Work to complete
Considering the entries that follow, report how many lines include the string "icon", giving the number alone.

═════ Source records

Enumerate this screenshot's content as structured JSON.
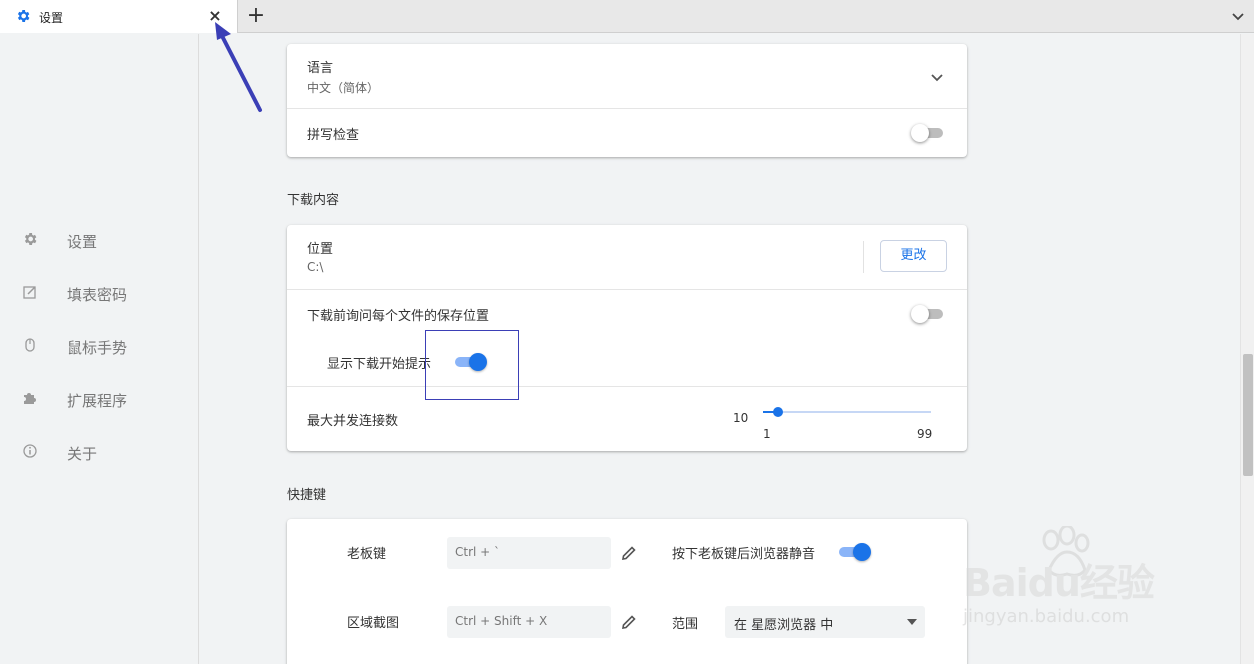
{
  "tab": {
    "title": "设置",
    "close_symbol": "×",
    "newtab_symbol": "+"
  },
  "sidebar": {
    "items": [
      {
        "label": "设置",
        "icon": "gear-icon"
      },
      {
        "label": "填表密码",
        "icon": "form-edit-icon"
      },
      {
        "label": "鼠标手势",
        "icon": "mouse-icon"
      },
      {
        "label": "扩展程序",
        "icon": "puzzle-icon"
      },
      {
        "label": "关于",
        "icon": "info-icon"
      }
    ]
  },
  "language_card": {
    "language_label": "语言",
    "language_value": "中文（简体）",
    "spellcheck_label": "拼写检查",
    "spellcheck_on": false
  },
  "downloads": {
    "section_title": "下载内容",
    "location_label": "位置",
    "location_value": "C:\\",
    "change_button": "更改",
    "ask_label": "下载前询问每个文件的保存位置",
    "ask_on": false,
    "show_prompt_label": "显示下载开始提示",
    "show_prompt_on": true,
    "max_conn_label": "最大并发连接数",
    "max_conn_value": "10",
    "slider_min": "1",
    "slider_max": "99",
    "slider_fraction": 0.09
  },
  "shortcuts": {
    "section_title": "快捷键",
    "boss_key_label": "老板键",
    "boss_key_value": "Ctrl + `",
    "mute_label": "按下老板键后浏览器静音",
    "mute_on": true,
    "screenshot_label": "区域截图",
    "screenshot_value": "Ctrl + Shift + X",
    "scope_label": "范围",
    "scope_value": "在 星愿浏览器 中"
  },
  "watermark": {
    "brand": "Baidu经验",
    "url": "jingyan.baidu.com"
  },
  "colors": {
    "accent": "#1a73e8",
    "annotation": "#3b3fb6"
  }
}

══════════

Answer to the exercise
5